ASSIGNED TASK ▸
From the first line to the last, repeat the data exactly and drop the pictures.

**********

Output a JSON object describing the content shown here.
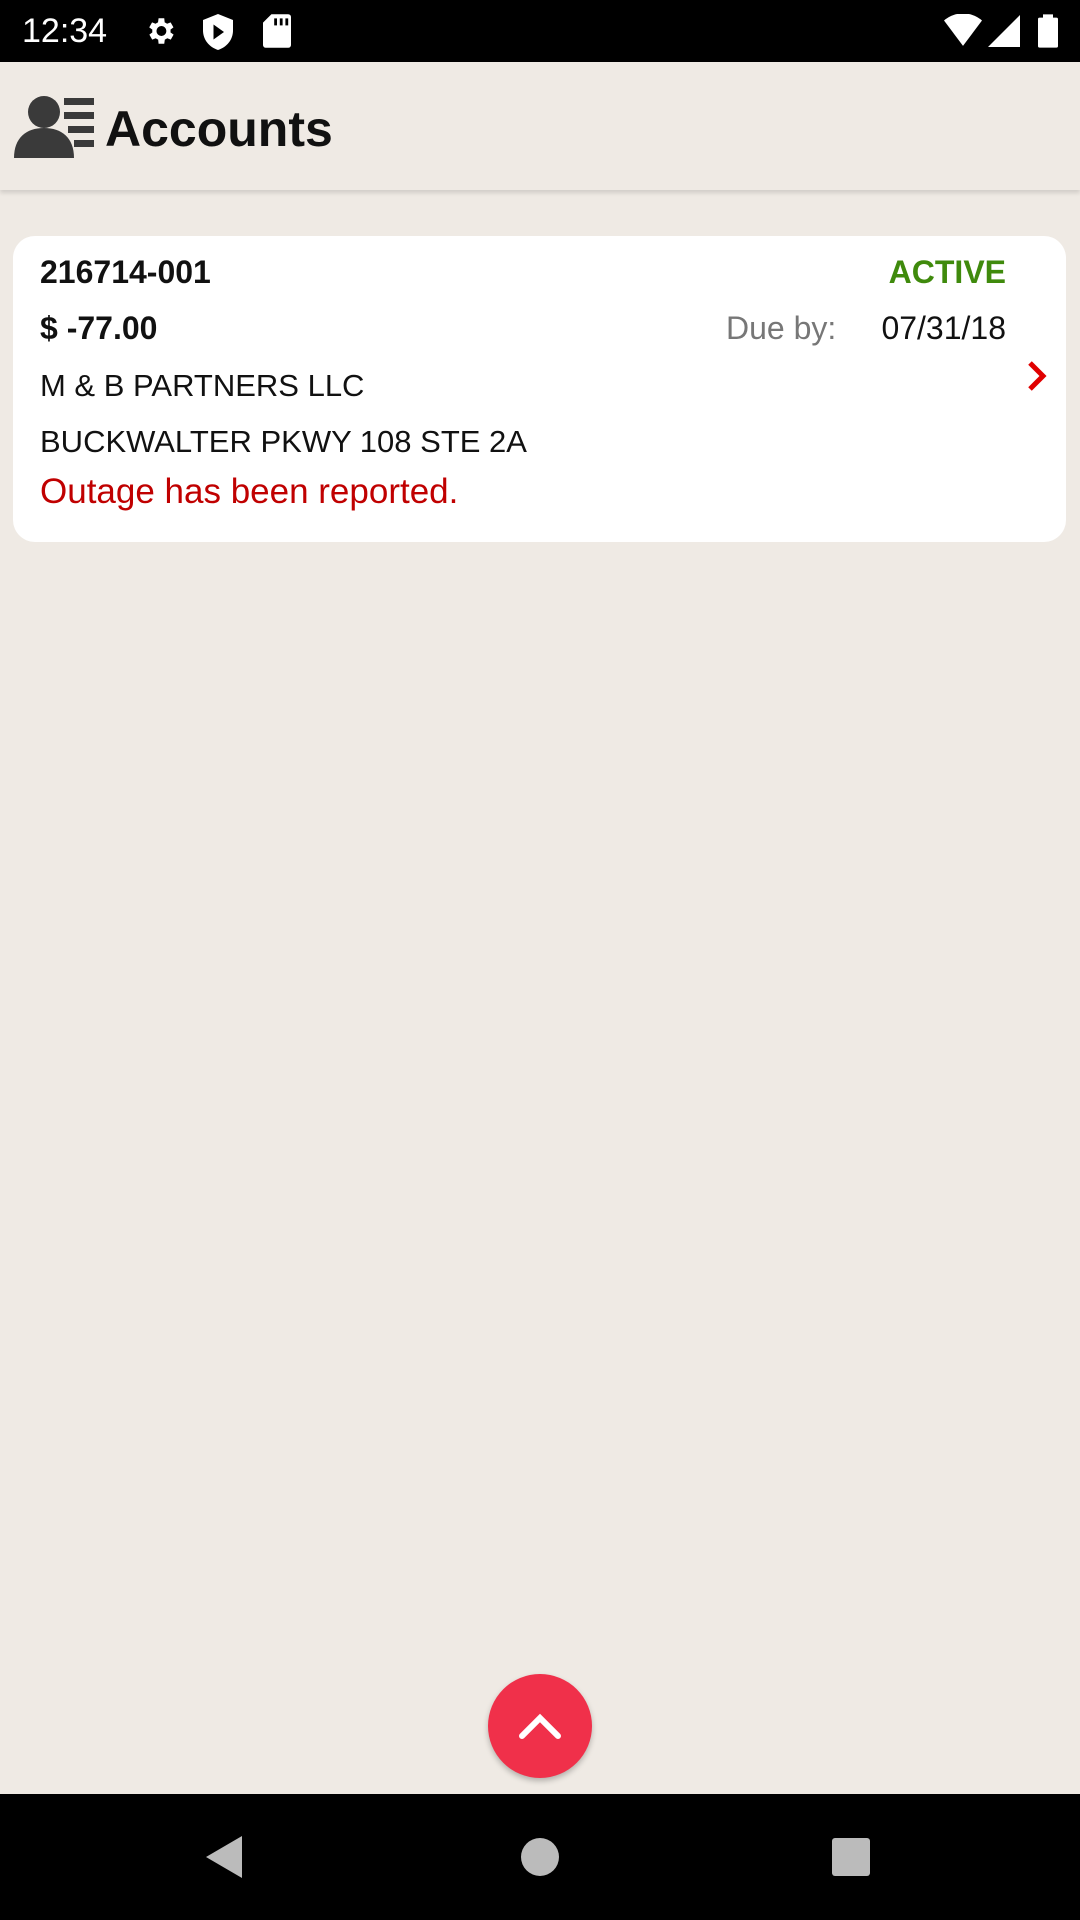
{
  "status_bar": {
    "time": "12:34",
    "icons": [
      "gear-icon",
      "shield-play-icon",
      "sd-card-icon",
      "wifi-icon",
      "signal-icon",
      "battery-icon"
    ]
  },
  "header": {
    "title": "Accounts",
    "icon": "accounts-icon"
  },
  "accounts": [
    {
      "number": "216714-001",
      "status": "ACTIVE",
      "amount": "$ -77.00",
      "due_label": "Due by:",
      "due_date": "07/31/18",
      "name": "M & B PARTNERS LLC",
      "address": "BUCKWALTER PKWY 108 STE 2A",
      "alert": "Outage has been reported."
    }
  ],
  "colors": {
    "active": "#3f8a0c",
    "alert": "#c00000",
    "fab": "#f0304a",
    "chevron": "#e00000"
  },
  "fab": {
    "icon": "chevron-up-icon"
  },
  "nav": {
    "icons": [
      "back-icon",
      "home-icon",
      "recents-icon"
    ]
  }
}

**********

EXERCISE ANSWER ▸
Output a JSON object describing the content shown here.
{
  "status_bar": {
    "time": "12:34",
    "icons": [
      "gear-icon",
      "shield-play-icon",
      "sd-card-icon",
      "wifi-icon",
      "signal-icon",
      "battery-icon"
    ]
  },
  "header": {
    "title": "Accounts",
    "icon": "accounts-icon"
  },
  "accounts": [
    {
      "number": "216714-001",
      "status": "ACTIVE",
      "amount": "$ -77.00",
      "due_label": "Due by:",
      "due_date": "07/31/18",
      "name": "M & B PARTNERS LLC",
      "address": "BUCKWALTER PKWY 108 STE 2A",
      "alert": "Outage has been reported."
    }
  ],
  "colors": {
    "active": "#3f8a0c",
    "alert": "#c00000",
    "fab": "#f0304a",
    "chevron": "#e00000"
  },
  "fab": {
    "icon": "chevron-up-icon"
  },
  "nav": {
    "icons": [
      "back-icon",
      "home-icon",
      "recents-icon"
    ]
  }
}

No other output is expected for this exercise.